Reproduce each entry below exactly, without omitting any.

**Information supplied**
* * *

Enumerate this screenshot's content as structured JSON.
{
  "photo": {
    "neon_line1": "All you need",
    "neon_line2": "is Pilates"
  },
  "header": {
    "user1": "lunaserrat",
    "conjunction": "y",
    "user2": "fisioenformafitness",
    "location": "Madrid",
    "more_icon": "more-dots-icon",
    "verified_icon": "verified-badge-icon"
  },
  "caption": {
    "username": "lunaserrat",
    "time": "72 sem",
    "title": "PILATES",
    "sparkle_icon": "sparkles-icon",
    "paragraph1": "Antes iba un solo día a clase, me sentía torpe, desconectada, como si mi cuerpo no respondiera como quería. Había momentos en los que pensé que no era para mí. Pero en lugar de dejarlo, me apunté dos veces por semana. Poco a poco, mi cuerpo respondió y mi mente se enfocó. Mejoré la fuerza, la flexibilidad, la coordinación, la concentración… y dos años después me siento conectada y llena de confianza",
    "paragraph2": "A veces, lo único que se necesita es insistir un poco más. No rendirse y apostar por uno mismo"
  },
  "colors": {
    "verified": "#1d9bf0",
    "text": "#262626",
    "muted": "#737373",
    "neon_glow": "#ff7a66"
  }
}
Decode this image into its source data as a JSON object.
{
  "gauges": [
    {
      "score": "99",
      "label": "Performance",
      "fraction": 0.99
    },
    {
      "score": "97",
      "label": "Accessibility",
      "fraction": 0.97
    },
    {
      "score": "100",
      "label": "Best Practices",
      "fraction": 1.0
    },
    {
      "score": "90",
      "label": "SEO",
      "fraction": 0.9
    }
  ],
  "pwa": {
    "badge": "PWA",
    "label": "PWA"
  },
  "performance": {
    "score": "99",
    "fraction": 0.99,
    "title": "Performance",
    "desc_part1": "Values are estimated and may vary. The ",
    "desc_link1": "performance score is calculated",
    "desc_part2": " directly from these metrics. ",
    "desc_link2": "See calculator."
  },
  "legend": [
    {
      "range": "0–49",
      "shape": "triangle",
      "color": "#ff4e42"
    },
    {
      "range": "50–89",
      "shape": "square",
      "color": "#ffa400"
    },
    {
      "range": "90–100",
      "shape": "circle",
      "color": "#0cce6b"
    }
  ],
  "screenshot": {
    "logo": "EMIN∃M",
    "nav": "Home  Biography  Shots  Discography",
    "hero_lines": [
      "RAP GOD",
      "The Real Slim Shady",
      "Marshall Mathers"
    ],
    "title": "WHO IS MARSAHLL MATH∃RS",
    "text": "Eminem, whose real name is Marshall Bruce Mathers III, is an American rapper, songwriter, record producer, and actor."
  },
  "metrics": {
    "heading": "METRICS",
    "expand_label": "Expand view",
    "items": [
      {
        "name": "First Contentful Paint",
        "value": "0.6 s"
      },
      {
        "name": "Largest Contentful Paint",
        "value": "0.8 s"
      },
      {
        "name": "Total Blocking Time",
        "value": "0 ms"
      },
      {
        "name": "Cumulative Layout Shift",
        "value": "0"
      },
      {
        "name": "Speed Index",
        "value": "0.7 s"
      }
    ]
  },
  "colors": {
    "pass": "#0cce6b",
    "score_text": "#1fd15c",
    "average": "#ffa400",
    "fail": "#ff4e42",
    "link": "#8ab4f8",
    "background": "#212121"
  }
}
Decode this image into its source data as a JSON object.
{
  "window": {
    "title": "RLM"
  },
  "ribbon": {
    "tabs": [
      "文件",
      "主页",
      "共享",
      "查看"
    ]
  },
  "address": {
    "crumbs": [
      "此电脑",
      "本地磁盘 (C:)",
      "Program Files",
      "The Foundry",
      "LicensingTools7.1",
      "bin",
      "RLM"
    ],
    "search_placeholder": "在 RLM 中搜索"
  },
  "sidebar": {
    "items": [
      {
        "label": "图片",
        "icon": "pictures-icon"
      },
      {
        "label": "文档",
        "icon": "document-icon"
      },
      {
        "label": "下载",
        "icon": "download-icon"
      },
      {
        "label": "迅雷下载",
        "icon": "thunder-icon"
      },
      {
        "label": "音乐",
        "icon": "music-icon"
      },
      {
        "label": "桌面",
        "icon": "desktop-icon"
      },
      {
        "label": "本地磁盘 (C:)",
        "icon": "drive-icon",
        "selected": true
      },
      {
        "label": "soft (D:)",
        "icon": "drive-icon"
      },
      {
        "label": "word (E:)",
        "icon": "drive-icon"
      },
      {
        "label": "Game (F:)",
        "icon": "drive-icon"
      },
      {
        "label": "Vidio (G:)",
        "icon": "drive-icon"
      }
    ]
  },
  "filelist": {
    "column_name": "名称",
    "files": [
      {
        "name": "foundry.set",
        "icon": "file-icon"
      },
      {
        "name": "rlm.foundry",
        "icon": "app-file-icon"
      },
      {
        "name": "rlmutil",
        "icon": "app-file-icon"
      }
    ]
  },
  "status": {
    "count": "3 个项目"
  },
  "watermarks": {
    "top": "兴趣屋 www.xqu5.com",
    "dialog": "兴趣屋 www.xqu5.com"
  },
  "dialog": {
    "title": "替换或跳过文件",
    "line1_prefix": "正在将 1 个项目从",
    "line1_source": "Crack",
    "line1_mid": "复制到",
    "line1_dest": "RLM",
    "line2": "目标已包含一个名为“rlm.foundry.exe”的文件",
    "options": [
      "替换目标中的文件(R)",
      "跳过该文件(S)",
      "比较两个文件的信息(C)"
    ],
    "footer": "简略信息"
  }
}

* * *

**Response to this exercise**
Enumerate this screenshot's content as structured JSON.
{
  "photo": {
    "neon_line1": "All you need",
    "neon_line2": "is Pilates"
  },
  "header": {
    "user1": "lunaserrat",
    "conjunction": "y",
    "user2": "fisioenformafitness",
    "location": "Madrid",
    "more_icon": "more-dots-icon",
    "verified_icon": "verified-badge-icon"
  },
  "caption": {
    "username": "lunaserrat",
    "time": "72 sem",
    "title": "PILATES",
    "sparkle_icon": "sparkles-icon",
    "paragraph1": "Antes iba un solo día a clase, me sentía torpe, desconectada, como si mi cuerpo no respondiera como quería. Había momentos en los que pensé que no era para mí. Pero en lugar de dejarlo, me apunté dos veces por semana. Poco a poco, mi cuerpo respondió y mi mente se enfocó. Mejoré la fuerza, la flexibilidad, la coordinación, la concentración… y dos años después me siento conectada y llena de confianza",
    "paragraph2": "A veces, lo único que se necesita es insistir un poco más. No rendirse y apostar por uno mismo"
  },
  "colors": {
    "verified": "#1d9bf0",
    "text": "#262626",
    "muted": "#737373",
    "neon_glow": "#ff7a66"
  }
}
Decode this image into its source data as a JSON object.
{
  "gauges": [
    {
      "score": "99",
      "label": "Performance",
      "fraction": 0.99
    },
    {
      "score": "97",
      "label": "Accessibility",
      "fraction": 0.97
    },
    {
      "score": "100",
      "label": "Best Practices",
      "fraction": 1.0
    },
    {
      "score": "90",
      "label": "SEO",
      "fraction": 0.9
    }
  ],
  "pwa": {
    "badge": "PWA",
    "label": "PWA"
  },
  "performance": {
    "score": "99",
    "fraction": 0.99,
    "title": "Performance",
    "desc_part1": "Values are estimated and may vary. The ",
    "desc_link1": "performance score is calculated",
    "desc_part2": " directly from these metrics. ",
    "desc_link2": "See calculator."
  },
  "legend": [
    {
      "range": "0–49",
      "shape": "triangle",
      "color": "#ff4e42"
    },
    {
      "range": "50–89",
      "shape": "square",
      "color": "#ffa400"
    },
    {
      "range": "90–100",
      "shape": "circle",
      "color": "#0cce6b"
    }
  ],
  "screenshot": {
    "logo": "EMIN∃M",
    "nav": "Home  Biography  Shots  Discography",
    "hero_lines": [
      "RAP GOD",
      "The Real Slim Shady",
      "Marshall Mathers"
    ],
    "title": "WHO IS MARSAHLL MATH∃RS",
    "text": "Eminem, whose real name is Marshall Bruce Mathers III, is an American rapper, songwriter, record producer, and actor."
  },
  "metrics": {
    "heading": "METRICS",
    "expand_label": "Expand view",
    "items": [
      {
        "name": "First Contentful Paint",
        "value": "0.6 s"
      },
      {
        "name": "Largest Contentful Paint",
        "value": "0.8 s"
      },
      {
        "name": "Total Blocking Time",
        "value": "0 ms"
      },
      {
        "name": "Cumulative Layout Shift",
        "value": "0"
      },
      {
        "name": "Speed Index",
        "value": "0.7 s"
      }
    ]
  },
  "colors": {
    "pass": "#0cce6b",
    "score_text": "#1fd15c",
    "average": "#ffa400",
    "fail": "#ff4e42",
    "link": "#8ab4f8",
    "background": "#212121"
  }
}
Decode this image into its source data as a JSON object.
{
  "window": {
    "title": "RLM"
  },
  "ribbon": {
    "tabs": [
      "文件",
      "主页",
      "共享",
      "查看"
    ]
  },
  "address": {
    "crumbs": [
      "此电脑",
      "本地磁盘 (C:)",
      "Program Files",
      "The Foundry",
      "LicensingTools7.1",
      "bin",
      "RLM"
    ],
    "search_placeholder": "在 RLM 中搜索"
  },
  "sidebar": {
    "items": [
      {
        "label": "图片",
        "icon": "pictures-icon"
      },
      {
        "label": "文档",
        "icon": "document-icon"
      },
      {
        "label": "下载",
        "icon": "download-icon"
      },
      {
        "label": "迅雷下载",
        "icon": "thunder-icon"
      },
      {
        "label": "音乐",
        "icon": "music-icon"
      },
      {
        "label": "桌面",
        "icon": "desktop-icon"
      },
      {
        "label": "本地磁盘 (C:)",
        "icon": "drive-icon",
        "selected": true
      },
      {
        "label": "soft (D:)",
        "icon": "drive-icon"
      },
      {
        "label": "word (E:)",
        "icon": "drive-icon"
      },
      {
        "label": "Game (F:)",
        "icon": "drive-icon"
      },
      {
        "label": "Vidio (G:)",
        "icon": "drive-icon"
      }
    ]
  },
  "filelist": {
    "column_name": "名称",
    "files": [
      {
        "name": "foundry.set",
        "icon": "file-icon"
      },
      {
        "name": "rlm.foundry",
        "icon": "app-file-icon"
      },
      {
        "name": "rlmutil",
        "icon": "app-file-icon"
      }
    ]
  },
  "status": {
    "count": "3 个项目"
  },
  "watermarks": {
    "top": "兴趣屋 www.xqu5.com",
    "dialog": "兴趣屋 www.xqu5.com"
  },
  "dialog": {
    "title": "替换或跳过文件",
    "line1_prefix": "正在将 1 个项目从",
    "line1_source": "Crack",
    "line1_mid": "复制到",
    "line1_dest": "RLM",
    "line2": "目标已包含一个名为“rlm.foundry.exe”的文件",
    "options": [
      "替换目标中的文件(R)",
      "跳过该文件(S)",
      "比较两个文件的信息(C)"
    ],
    "footer": "简略信息"
  }
}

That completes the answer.